rodent and rabbit assay data sheet
code: B0065 - Ultrasensitive qualitative detection of
Yersinia pestis, the
etiologic agent of plague, by real time polymerase chain
Yersinia pestis is a gram-negative rod-shaped bacterium belonging to the family
Enterobacteriaceae. Formerly called
Pasteurella pestis, it
is a facultative anaerobe that can infect humans and other
animals. Stained, it has a “safety pin” appearance.
main forms of infection can occur in humans, referred to as
pneumonic plague, septicemic plague and bubonic plague. All
three forms have caused high mortality rates in epidemics
throughout human history, including the Black Death (the bubonic
form) that accounted for the death of at least one-third of the
European population in 1347 to 1353.
America, fleas infected with
Yersinia pestis have
been found on wild rodents and other animal species from the
Pacific Coast to the Great Plains, and from southwestern Canada
to Mexico. Most human cases in the United States occur in two
regions: 1) northern New Mexico, northern Arizona, and southern
Colorado; and 2) California, southern Oregon, and far western
Nevada (Adjemian et al., 2007)
Rodents are a common reservoir of these bacteria; their fleas
help disseminate the disease. When humans live in close
proximity to infected rodents, the bacteria can pass to humans
via flea bites. Once the bacteria enter the bloodstream, they
migrate to the lymph nodes. The ability of Yersinia pestis
to inhibit phagocytosis allows it to avoid destruction by immune
system cells such as macrophages and thereby to proliferate in
lymph nodes, causing lymphadenopathy.
Airborne transmission to humans results in pneumonic plague,
whereas patients infected by the bubonic or septicemic forms
seldom exhibit pneumonic characteristics. After an incubation
period, patients with pneumonic plague show sudden onset of
coughing, high temperature, and lack of energy; these symptoms

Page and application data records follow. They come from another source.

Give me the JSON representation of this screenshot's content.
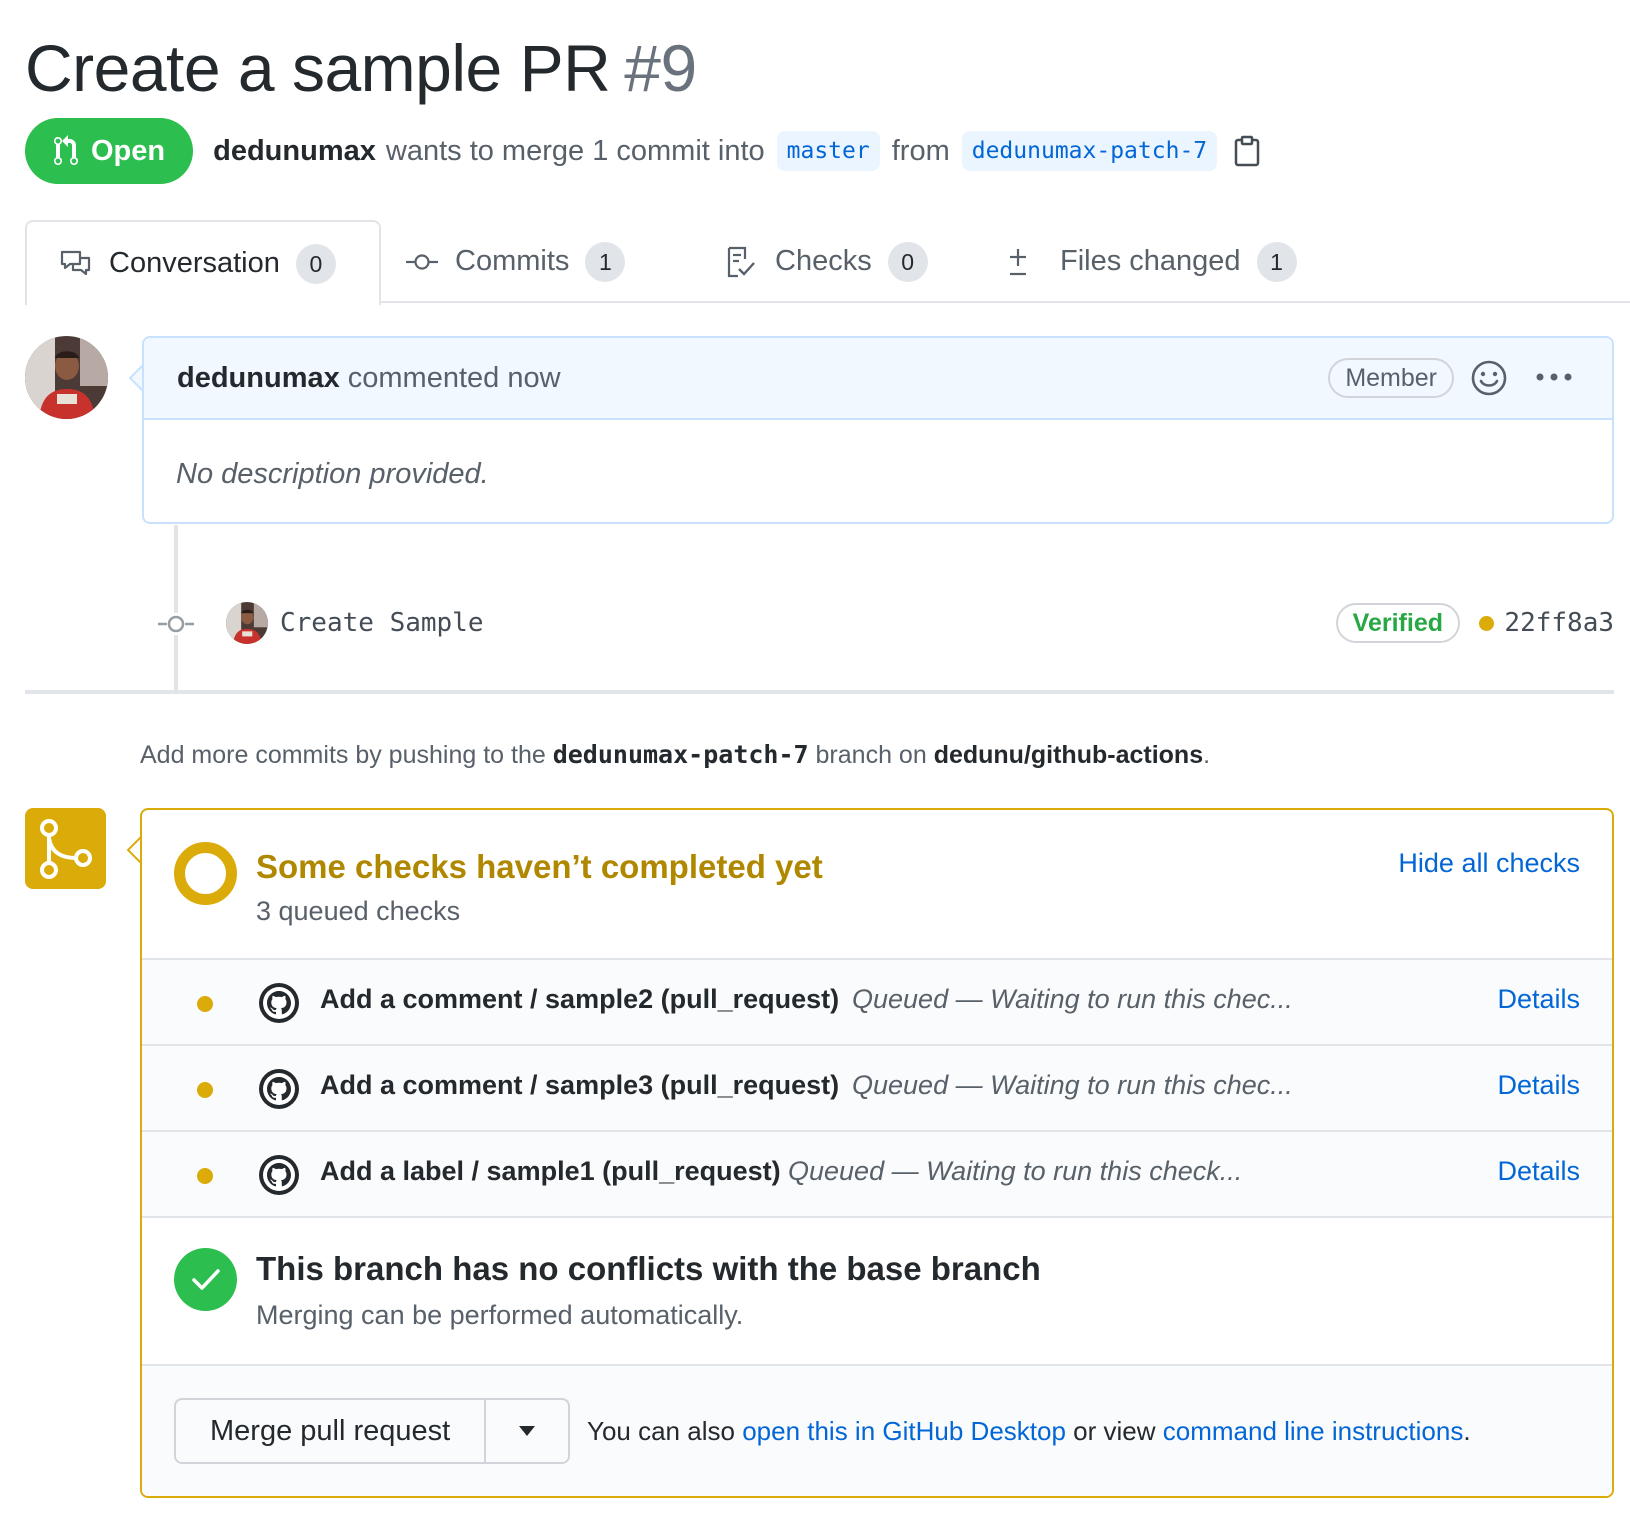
{
  "pr": {
    "title": "Create a sample PR",
    "number": "#9",
    "state": "Open",
    "author": "dedunumax",
    "merge_text": "wants to merge 1 commit into",
    "base_branch": "master",
    "from_text": "from",
    "head_branch": "dedunumax-patch-7"
  },
  "tabs": [
    {
      "label": "Conversation",
      "count": "0",
      "icon": "comment-discussion-icon"
    },
    {
      "label": "Commits",
      "count": "1",
      "icon": "commit-icon"
    },
    {
      "label": "Checks",
      "count": "0",
      "icon": "checklist-icon"
    },
    {
      "label": "Files changed",
      "count": "1",
      "icon": "diff-icon"
    }
  ],
  "comment": {
    "author": "dedunumax",
    "action": "commented now",
    "badge": "Member",
    "body": "No description provided."
  },
  "commit": {
    "message": "Create Sample",
    "verified": "Verified",
    "sha": "22ff8a3"
  },
  "push_hint": {
    "prefix": "Add more commits by pushing to the",
    "branch": "dedunumax-patch-7",
    "middle": "branch on",
    "repo": "dedunu/github-actions",
    "suffix": "."
  },
  "checks": {
    "title": "Some checks haven’t completed yet",
    "subtitle": "3 queued checks",
    "hide_label": "Hide all checks",
    "items": [
      {
        "name": "Add a comment / sample2 (pull_request)",
        "status": "Queued — Waiting to run this chec...",
        "details": "Details"
      },
      {
        "name": "Add a comment / sample3 (pull_request)",
        "status": "Queued — Waiting to run this chec...",
        "details": "Details"
      },
      {
        "name": "Add a label / sample1 (pull_request)",
        "status": "Queued — Waiting to run this check...",
        "details": "Details"
      }
    ]
  },
  "conflicts": {
    "title": "This branch has no conflicts with the base branch",
    "subtitle": "Merging can be performed automatically."
  },
  "merge": {
    "button": "Merge pull request",
    "text_prefix": "You can also",
    "desktop_link": "open this in GitHub Desktop",
    "text_middle": "or view",
    "cli_link": "command line instructions",
    "text_suffix": "."
  },
  "colors": {
    "open_green": "#2cbe4e",
    "pending_yellow": "#dbab09",
    "link_blue": "#0366d6"
  }
}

increase in severity over time. Due to its high replication
rates, plague proves fatal in roughly 50% of human cases even
with medical treatment, and is almost universally fatal without
Traditionally, the "gold standard" for testing fleas for Y.
pestis infection has been the inoculation of mice with
ground flea suspensions. Inoculated mice are monitored for
death, which usually takes at least 21 days; tissues from these
dead mice are then tested by fluorescent antibody
analysis for evidence of Y. pestis infection. This
testing approach, however, requires considerable time and
personnel involvement. False negative results can
occur when death is used as the assay endpoint, because
some mice occasionally survive the infection. Molecular
detection is a rapid, sensitive, specific and safer alternative
for identification of Y. pestis.
Help confirm the disease causing agent
Shorten the time required to confirm a clinical
diagnosis of Y. pestis
Help ensure that rodent colonies and populations are free of
Early prevention of spread of these bacteria among a
Minimize personnel exposure to these bacteria
Safety monitoring of biological products that derive
Adjemian, J.C., Foley, P., Gage, K.L. and Foley, J.E. (2007)
Initiation and spread of traveling waves of plague,
Yersinia pestis, in
the western United States. Am J Trop Med Hyg. 76:365-375.
Engelthaler, D.M., Gage, K.L., Montenieri, J.A., Chu, M. and Carter, L.G.
Detection of Yersinia
pestis in fleas: Comparison with mouse inoculation. J. Clin.
0.2 ml whole blood in EDTA (purple top) or ACD (yellow top)
types other than those listed here, please call to confirm
specimen acceptability and shipping instructions.
specimen types, if there will be a delay in shipping, or during
very warm weather, refrigerate specimens until shipped and ship
with a cold pack unless more stringent shipping requirements are
specified. Frozen specimens should be shipped so as to remain
frozen in transit. See shipping
instructions for more information.
2 business days
real time PCR